# Bound of the size of point set in projective plane.

For those familiar with combinatorial design, a projective plane is a $(q^2+q+1, q+1, 1)$ design. Geometrically, a projective plane of order $q$ is a set of points and lines through these points. There are $q^2+q+1$ points and $q^2+q+1$ lines in total. They satisfy the following condition:

1. every line has $q+1$ points
2. every point lies on $q+1$ lines
3. every 2 points lie on a unique line
4. every 2 lines meet at a unique point

Let $S$ be a set of points in a projective plane of order $q$. Suppose that no three points of $S$ lie on a line. Prove that $|S|\le q+1$ if $q$ is odd and $|S| \le q+2$ if $q$ is even.

Fix a point $x$ in $S$. For $y\in S$ and $y\ne x$, x and y lie on one of $q+1$ lines through $x$ and these lines must be different for different $y$. Thus we have $|S|\le q+2, \forall q \in \mathbb{N}$.

I'm having trouble showing that $|S| = q+2$ is impossible for odd number $q$. Any ideas?

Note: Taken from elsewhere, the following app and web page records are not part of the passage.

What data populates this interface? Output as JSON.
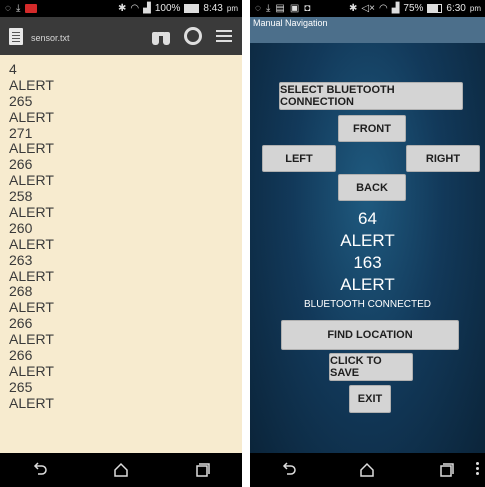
{
  "left_phone": {
    "status": {
      "battery": "100%",
      "time": "8:43",
      "ampm": "pm"
    },
    "file_name": "sensor.txt",
    "lines": [
      "4",
      "ALERT",
      "265",
      "ALERT",
      "271",
      "ALERT",
      "266",
      "ALERT",
      "258",
      "ALERT",
      "260",
      "ALERT",
      "263",
      "ALERT",
      "268",
      "ALERT",
      "266",
      "ALERT",
      "266",
      "ALERT",
      "265",
      "ALERT"
    ]
  },
  "right_phone": {
    "status": {
      "battery": "75%",
      "time": "6:30",
      "ampm": "pm"
    },
    "title": "Manual Navigation",
    "buttons": {
      "select": "SELECT BLUETOOTH CONNECTION",
      "front": "FRONT",
      "left": "LEFT",
      "right": "RIGHT",
      "back": "BACK",
      "find": "FIND LOCATION",
      "save": "CLICK TO SAVE",
      "exit": "EXIT"
    },
    "readings": [
      "64",
      "ALERT",
      "163",
      "ALERT"
    ],
    "connection_status": "BLUETOOTH CONNECTED"
  },
  "colors": {
    "notepad_bg": "#f7ebcf",
    "appbar": "#3a3a3a",
    "app_title_bar": "#4c6f8b",
    "button": "#d4d4d4",
    "blue_background": "#12395a"
  },
  "icons": {
    "left_status": [
      "whatsapp-icon",
      "download-icon",
      "notification-red-icon"
    ],
    "right_status": [
      "whatsapp-icon",
      "download-icon",
      "gallery-icon",
      "chat-icon",
      "camera-icon"
    ],
    "appbar": [
      "document-icon",
      "binoculars-icon",
      "gear-icon",
      "menu-icon"
    ],
    "navigation": [
      "back-icon",
      "home-icon",
      "recent-apps-icon",
      "more-icon"
    ]
  }
}
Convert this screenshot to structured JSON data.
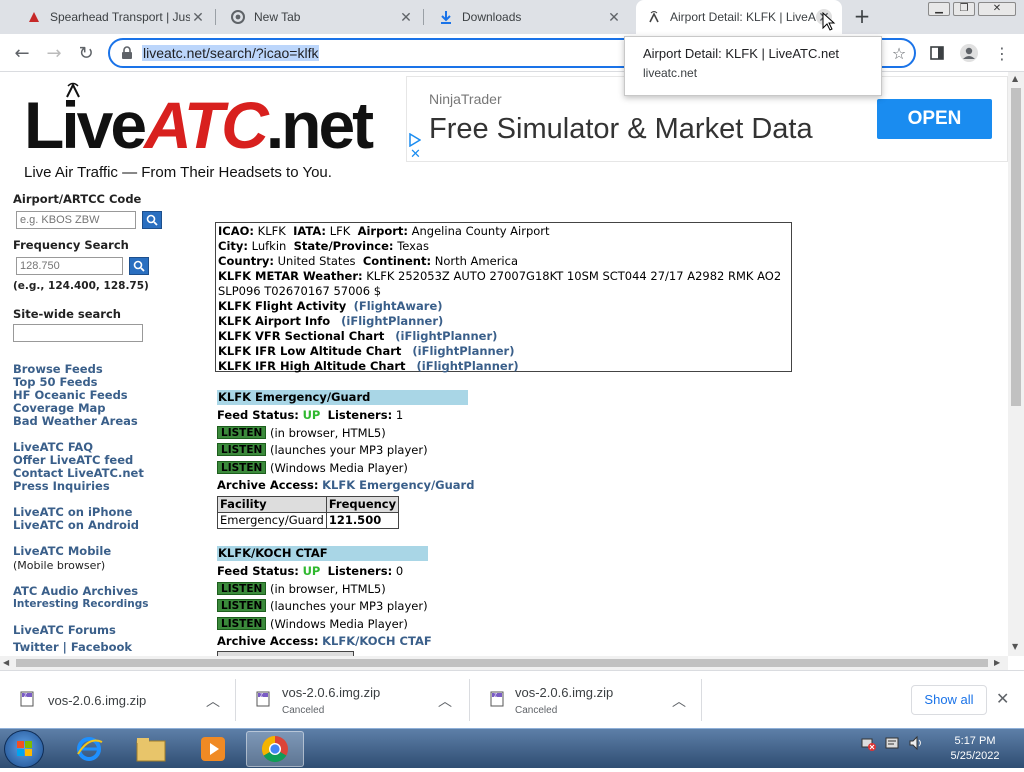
{
  "browser": {
    "tabs": [
      {
        "title": "Spearhead Transport | Just",
        "favicon": "spearhead-icon"
      },
      {
        "title": "New Tab",
        "favicon": "chrome-icon"
      },
      {
        "title": "Downloads",
        "favicon": "download-icon"
      },
      {
        "title": "Airport Detail: KLFK | LiveA",
        "favicon": "liveatc-icon",
        "active": true
      }
    ],
    "url": "liveatc.net/search/?icao=klfk",
    "tooltip": {
      "title": "Airport Detail: KLFK | LiveATC.net",
      "domain": "liveatc.net"
    }
  },
  "logo": {
    "live": "Live",
    "atc": "ATC",
    "net": ".net",
    "tagline": "Live Air Traffic — From Their Headsets to You."
  },
  "ad": {
    "brand": "NinjaTrader",
    "headline": "Free Simulator & Market Data",
    "cta": "OPEN",
    "close": "✕"
  },
  "sidebar": {
    "airport_label": "Airport/ARTCC Code",
    "airport_placeholder": "e.g. KBOS ZBW",
    "freq_label": "Frequency Search",
    "freq_placeholder": "128.750",
    "freq_example": "(e.g., 124.400, 128.75)",
    "site_search_label": "Site-wide search",
    "links_group1": [
      "Browse Feeds",
      "Top 50 Feeds",
      "HF Oceanic Feeds",
      "Coverage Map",
      "Bad Weather Areas"
    ],
    "links_group2": [
      "LiveATC FAQ",
      "Offer LiveATC feed",
      "Contact LiveATC.net",
      "Press Inquiries"
    ],
    "links_group3": [
      "LiveATC on iPhone",
      "LiveATC on Android"
    ],
    "mobile_link": "LiveATC Mobile",
    "mobile_note": "(Mobile browser)",
    "archives_link": "ATC Audio Archives",
    "recordings_link": "Interesting Recordings",
    "forums_link": "LiveATC Forums",
    "social": "Twitter | Facebook"
  },
  "airport": {
    "icao_label": "ICAO:",
    "icao": "KLFK",
    "iata_label": "IATA:",
    "iata": "LFK",
    "airport_label": "Airport:",
    "airport": "Angelina County Airport",
    "city_label": "City:",
    "city": "Lufkin",
    "state_label": "State/Province:",
    "state": "Texas",
    "country_label": "Country:",
    "country": "United States",
    "continent_label": "Continent:",
    "continent": "North America",
    "metar_label": "KLFK METAR Weather:",
    "metar": "KLFK 252053Z AUTO 27007G18KT 10SM SCT044 27/17 A2982 RMK AO2 SLP096 T02670167 57006 $",
    "rows": [
      {
        "label": "KLFK Flight Activity",
        "link": "(FlightAware)"
      },
      {
        "label": "KLFK Airport Info",
        "link": "(iFlightPlanner)"
      },
      {
        "label": "KLFK VFR Sectional Chart",
        "link": "(iFlightPlanner)"
      },
      {
        "label": "KLFK IFR Low Altitude Chart",
        "link": "(iFlightPlanner)"
      },
      {
        "label": "KLFK IFR High Altitude Chart",
        "link": "(iFlightPlanner)"
      }
    ]
  },
  "feeds": [
    {
      "title": "KLFK Emergency/Guard",
      "status_label": "Feed Status:",
      "status": "UP",
      "listeners_label": "Listeners:",
      "listeners": "1",
      "listen": "LISTEN",
      "options": [
        "(in browser, HTML5)",
        "(launches your MP3 player)",
        "(Windows Media Player)"
      ],
      "archive_label": "Archive Access:",
      "archive_link": "KLFK Emergency/Guard",
      "table_headers": [
        "Facility",
        "Frequency"
      ],
      "table_rows": [
        [
          "Emergency/Guard",
          "121.500"
        ]
      ]
    },
    {
      "title": "KLFK/KOCH CTAF",
      "status_label": "Feed Status:",
      "status": "UP",
      "listeners_label": "Listeners:",
      "listeners": "0",
      "listen": "LISTEN",
      "options": [
        "(in browser, HTML5)",
        "(launches your MP3 player)",
        "(Windows Media Player)"
      ],
      "archive_label": "Archive Access:",
      "archive_link": "KLFK/KOCH CTAF"
    }
  ],
  "downloads": [
    {
      "name": "vos-2.0.6.img.zip",
      "status": ""
    },
    {
      "name": "vos-2.0.6.img.zip",
      "status": "Canceled"
    },
    {
      "name": "vos-2.0.6.img.zip",
      "status": "Canceled"
    }
  ],
  "show_all": "Show all",
  "clock": {
    "time": "5:17 PM",
    "date": "5/25/2022"
  }
}
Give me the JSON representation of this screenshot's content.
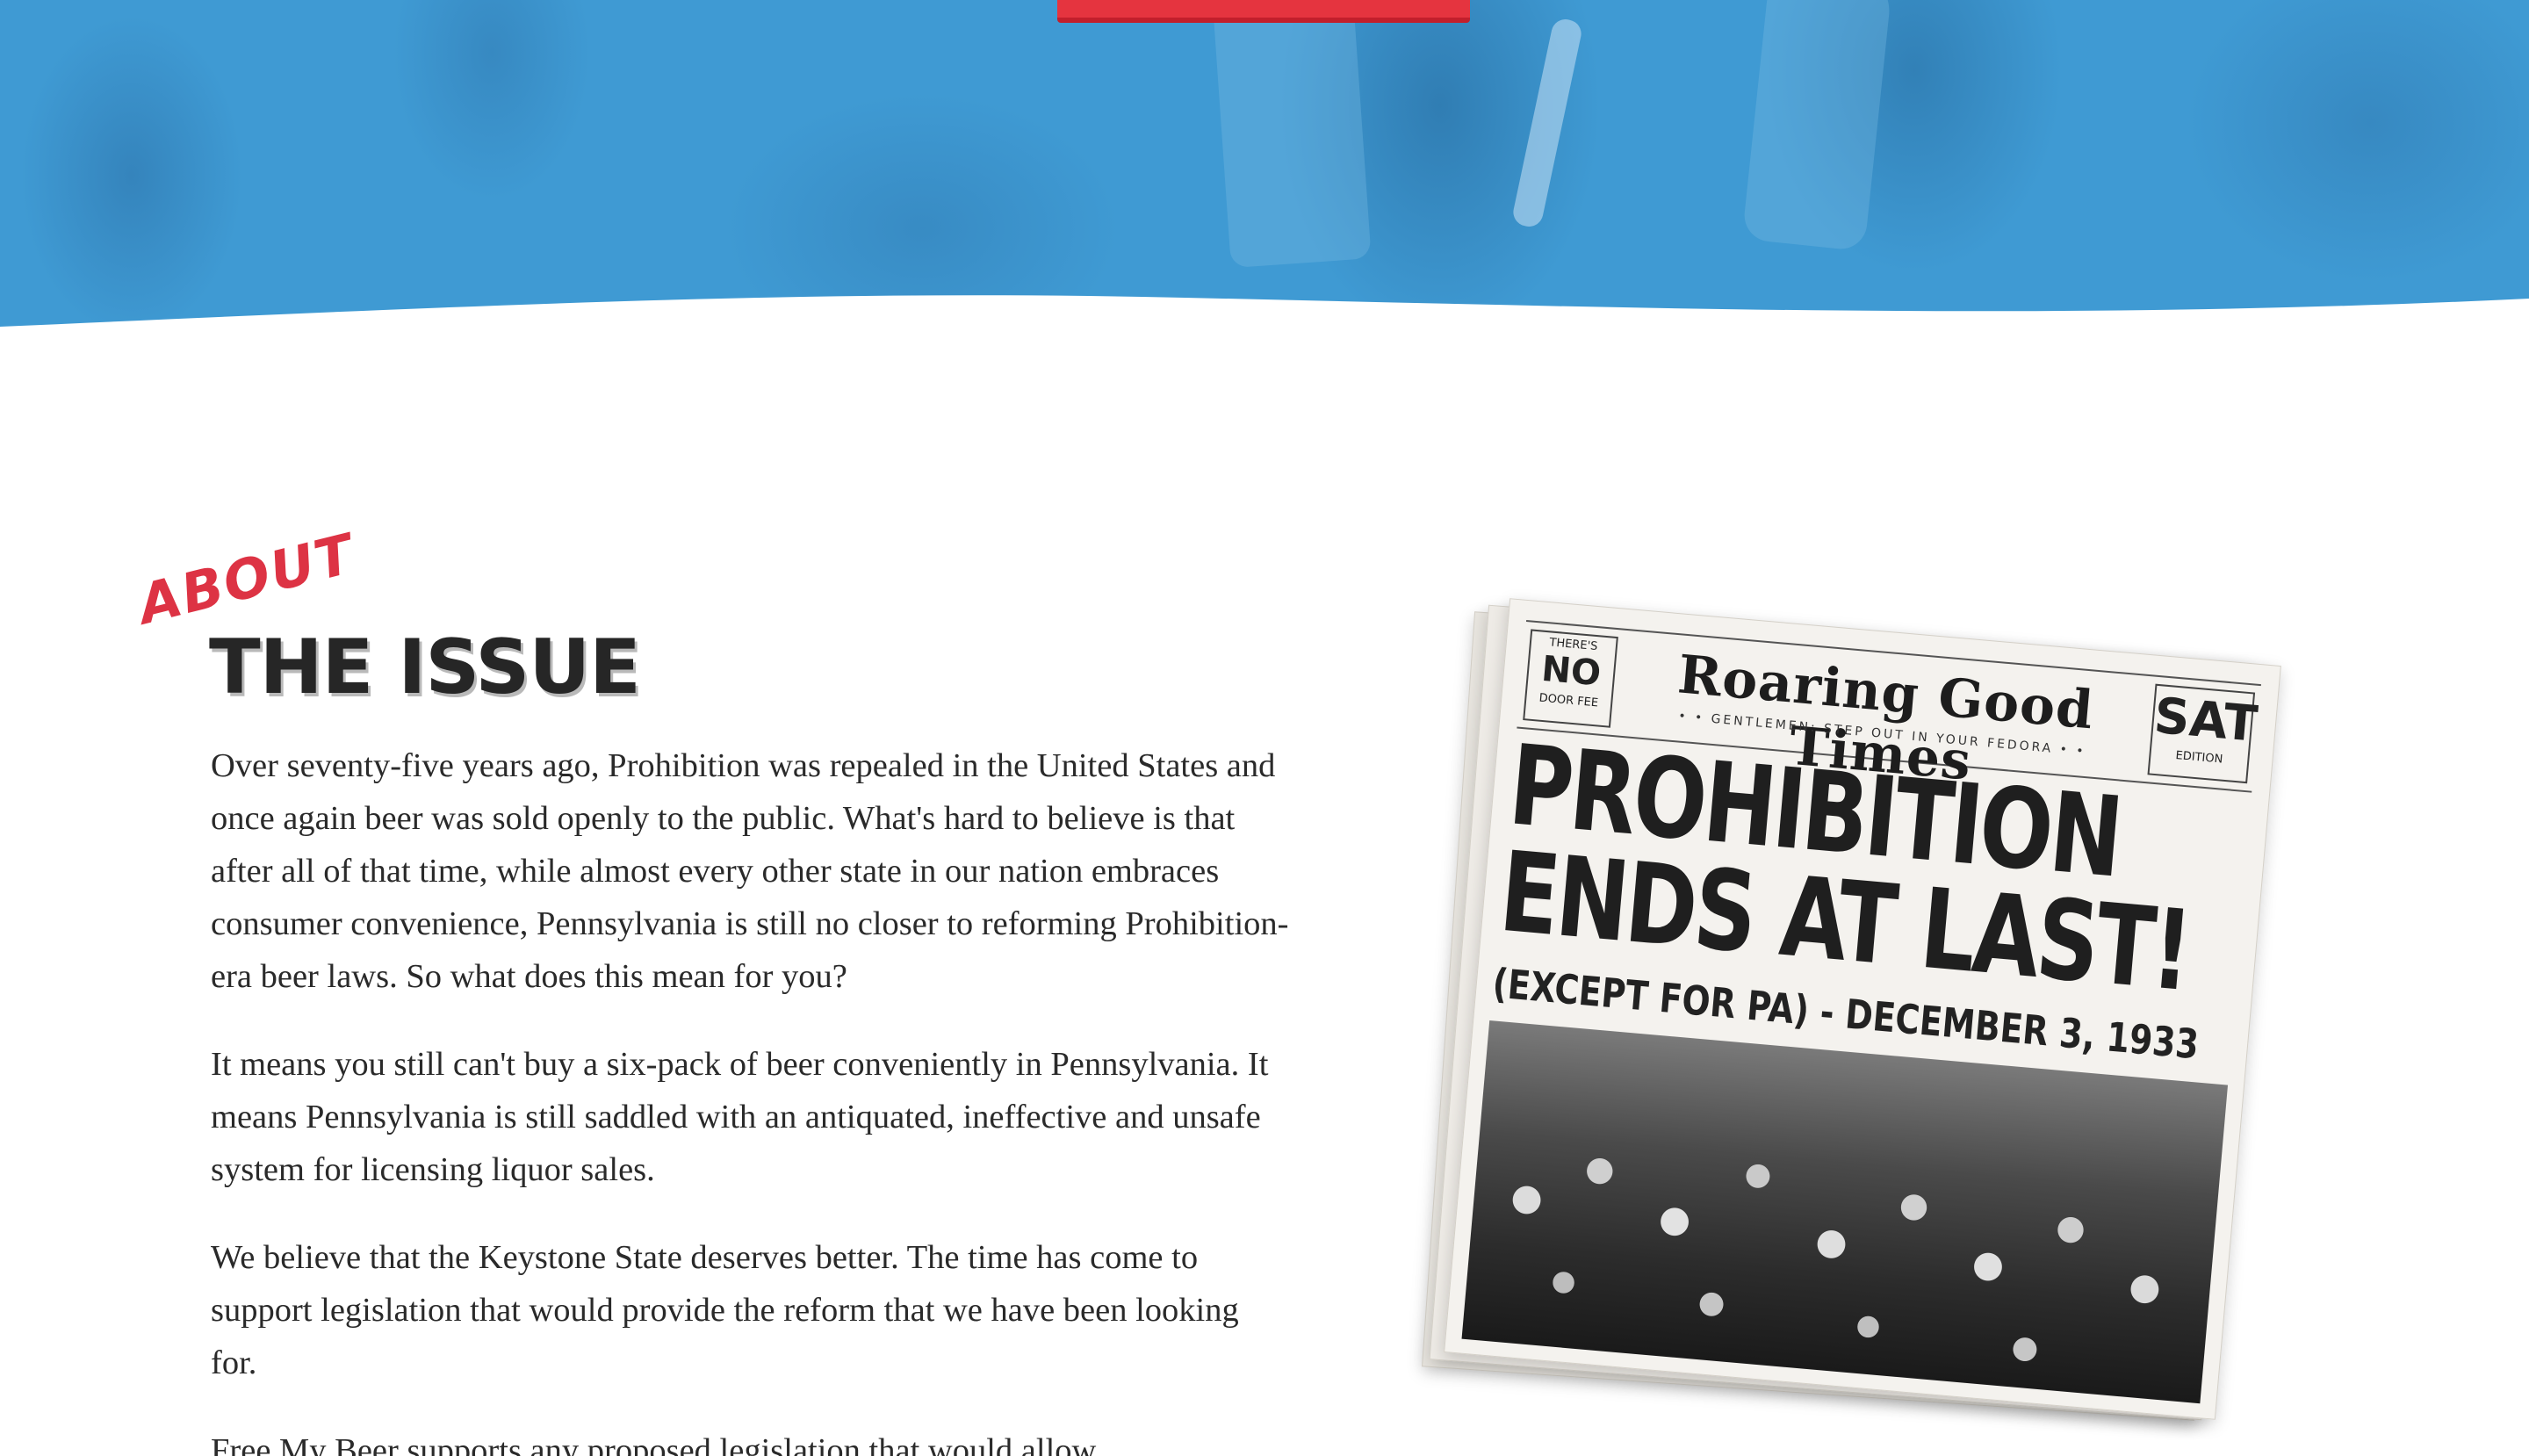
{
  "colors": {
    "hero_blue": "#3f9ad3",
    "accent_red": "#dd3344",
    "heading": "#262626",
    "body_text": "#2a2a2a"
  },
  "hero": {
    "cta_button_icon": "red-button-edge"
  },
  "about": {
    "eyebrow": "ABOUT",
    "title": "THE ISSUE",
    "paragraphs": [
      "Over seventy-five years ago, Prohibition was repealed in the United States and once again beer was sold openly to the public. What's hard to believe is that after all of that time, while almost every other state in our nation embraces consumer convenience, Pennsylvania is still no closer to reforming Prohibition-era beer laws. So what does this mean for you?",
      "It means you still can't buy a six-pack of beer conveniently in Pennsylvania. It means Pennsylvania is still saddled with an antiquated, ineffective and unsafe system for licensing liquor sales.",
      "We believe that the Keystone State deserves better. The time has come to support legislation that would provide the reform that we have been looking for.",
      "Free My Beer supports any proposed legislation that would allow"
    ]
  },
  "newspaper": {
    "box_left_top": "THERE'S",
    "box_left_big": "NO",
    "box_left_bottom": "DOOR FEE",
    "name": "Roaring Good Times",
    "tagline": "• • GENTLEMEN: STEP OUT IN YOUR FEDORA • •",
    "box_right_big": "SAT",
    "box_right_small": "EDITION",
    "headline_line1": "PROHIBITION",
    "headline_line2": "ENDS AT LAST!",
    "subline": "(EXCEPT FOR PA)   -   DECEMBER 3, 1933"
  }
}
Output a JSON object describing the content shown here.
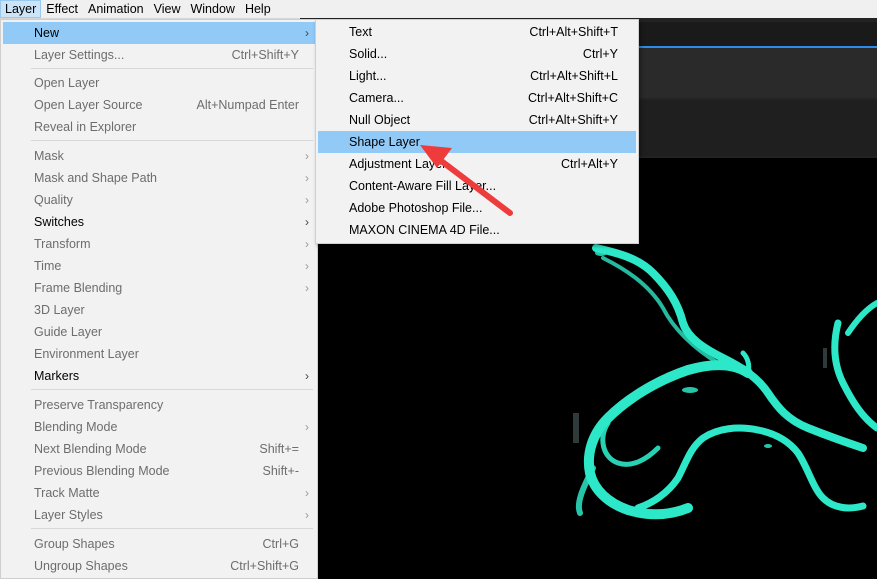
{
  "menubar": {
    "items": [
      "Layer",
      "Effect",
      "Animation",
      "View",
      "Window",
      "Help"
    ]
  },
  "layer_menu": {
    "items": [
      {
        "label": "New",
        "arrow": "›"
      },
      {
        "label": "Layer Settings...",
        "shortcut": "Ctrl+Shift+Y"
      },
      {
        "label": "Open Layer"
      },
      {
        "label": "Open Layer Source",
        "shortcut": "Alt+Numpad Enter"
      },
      {
        "label": "Reveal in Explorer"
      },
      {
        "label": "Mask",
        "arrow": "›"
      },
      {
        "label": "Mask and Shape Path",
        "arrow": "›"
      },
      {
        "label": "Quality",
        "arrow": "›"
      },
      {
        "label": "Switches",
        "arrow": "›"
      },
      {
        "label": "Transform",
        "arrow": "›"
      },
      {
        "label": "Time",
        "arrow": "›"
      },
      {
        "label": "Frame Blending",
        "arrow": "›"
      },
      {
        "label": "3D Layer"
      },
      {
        "label": "Guide Layer"
      },
      {
        "label": "Environment Layer"
      },
      {
        "label": "Markers",
        "arrow": "›"
      },
      {
        "label": "Preserve Transparency"
      },
      {
        "label": "Blending Mode",
        "arrow": "›"
      },
      {
        "label": "Next Blending Mode",
        "shortcut": "Shift+="
      },
      {
        "label": "Previous Blending Mode",
        "shortcut": "Shift+-"
      },
      {
        "label": "Track Matte",
        "arrow": "›"
      },
      {
        "label": "Layer Styles",
        "arrow": "›"
      },
      {
        "label": "Group Shapes",
        "shortcut": "Ctrl+G"
      },
      {
        "label": "Ungroup Shapes",
        "shortcut": "Ctrl+Shift+G"
      }
    ]
  },
  "new_submenu": {
    "items": [
      {
        "label": "Text",
        "shortcut": "Ctrl+Alt+Shift+T"
      },
      {
        "label": "Solid...",
        "shortcut": "Ctrl+Y"
      },
      {
        "label": "Light...",
        "shortcut": "Ctrl+Alt+Shift+L"
      },
      {
        "label": "Camera...",
        "shortcut": "Ctrl+Alt+Shift+C"
      },
      {
        "label": "Null Object",
        "shortcut": "Ctrl+Alt+Shift+Y"
      },
      {
        "label": "Shape Layer"
      },
      {
        "label": "Adjustment Layer",
        "shortcut": "Ctrl+Alt+Y"
      },
      {
        "label": "Content-Aware Fill Layer..."
      },
      {
        "label": "Adobe Photoshop File..."
      },
      {
        "label": "MAXON CINEMA 4D File..."
      }
    ]
  },
  "colors": {
    "highlight": "#91c9f7",
    "menubar_open": "#cce4f7",
    "stroke_teal": "#2de8c8",
    "annotation_arrow": "#ee3b3b",
    "timeline_blue": "#2d8ceb"
  },
  "icons": {
    "submenu_arrow": "chevron-right-icon",
    "annotation": "red-arrow-icon"
  }
}
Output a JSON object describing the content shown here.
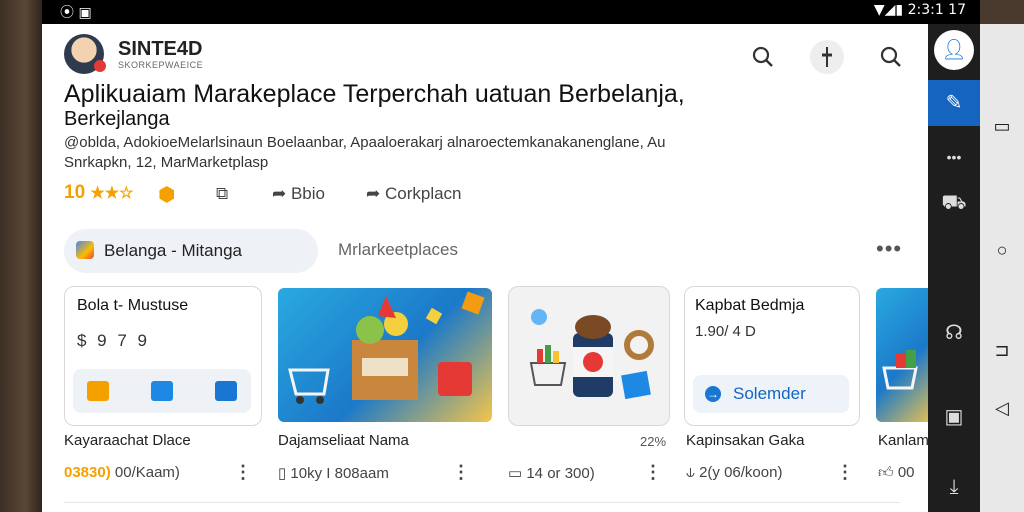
{
  "status": {
    "left": "⦿  ▣",
    "right": "▼◢▮ 2:3:1 17"
  },
  "header": {
    "brand": "SINTE4D",
    "brand_sub": "SKORKEPWAEICE",
    "title": "Aplikuaiam Marakeplace Terperchah uatuan Berbelanja,",
    "title2": "Berkejlanga",
    "desc": "@oblda, AdokioeMelarlsinaun Boelaanbar, Apaaloerakarj alnaroectemkanakanenglane, Au",
    "desc2": "Snrkapkn, 12, MarMarketplasp",
    "rating": "10",
    "actions": [
      "Bbio",
      "Corkplacn"
    ]
  },
  "tabs": {
    "active": "Belanga - Mitanga",
    "second": "Mrlarkeetplaces"
  },
  "cards": {
    "c1": {
      "title": "Bola t- Mustuse",
      "price": "$ 9 7 9"
    },
    "c4": {
      "title": "Kapbat Bedmja",
      "price": "1.90/ 4 D",
      "button": "Solemder"
    }
  },
  "captions": [
    "Kayaraachat Dlace",
    "Dajamseliaat Nama",
    "Kapinsakan Gaka",
    "Kanlam"
  ],
  "pct": "22%",
  "meta": {
    "m1_y": "03830)",
    "m1": " 00/Kaam)",
    "m2": "10ky I 808aam",
    "m3": "14 or 300)",
    "m4": "2(y 06/koon)",
    "m5": "00"
  }
}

• From what you have, it is easy to show that if $|S| = q+2$, then every line meets $|S|$ in 0 or 2 points. Now, pick a point $P$ not in $S$, and count the points of $S$ in terms of how the $q+1$ lines through $P$ meet $S$. Think in terms of parity. – Jeremy Dover Nov 29 '17 at 18:27
• @JeanMarie positive integer – xixumei Nov 30 '17 at 1:03
• @JeremyDover Get it. Thanks! – xixumei Nov 30 '17 at 1:06
• For readers that are not aware of this rich field : take a look at (arxiv.org/pdf/1603.05333.pdf) – Jean Marie Nov 30 '17 at 6:50
• @JeremyDover: I think you should expand this comment to an answer, since you did answer the question quite nicely. A quick argument as to why all the lines through a point in $S$ would need to pass through a second point in $S$ might be appreciated; it took me a minute to work this out. – MvG Nov 30 '17 at 23:32

## 1 Answer

A set of points in a projective plane such that no three points are collinear is called an arc. Suppose $S$ is an arc of size $q+2$ in a projective plane of order $q$, with $q \ge 2$. We claim $q$ must be even.

First note that every line $\ell$ of the plane meets $S$ in either 0 or 2 points. Letting $P$ be a point of $S$, count the set of flags (incident point-line pairs) $${\cal Z} = \{(Q,\ell):Q \in S \setminus \{P\} \; {\rm and} \; P,Q \in \ell\}$$ Picking $Q$ first, there are $q+1$ options, and then a single choice for $\ell$, so we have $|{\cal Z}| = q+1$. On the other hand, any line $\ell$ in a flag $(Q,\ell)$ contained in ${\cal Z}$ must meet $S$ in exactly two points, namely $P$ and $Q$, since $\ell$ cannot meet $S$ in more than two points. Once $\ell$ is selected, there is a unique point $Q$ such that $(Q,\ell) \in {\cal Z}$. Thus $|{\cal Z}|$ is exactly the number of 2-secants to $S$ through $P$, namely $q+1$. Since $P$ lies on $q+1$ lines, this shows that every line containing a point of $S$ meets $S$ in exactly two points, showing that every line of the plane meets $S$ in 0 or 2 points.

With that proven, let $R$ be a point off $S$, which exists since $q^2+q+1 \gt q+2$ for all $q \ge 2$. Let $x$ be the number of 2-secants to $S$ through $R$. Every point of $S$ lies on exactly one line through $R$, so we find that $|S| = 2x$. But $|S| = q+2$, which forces $q$ to be even.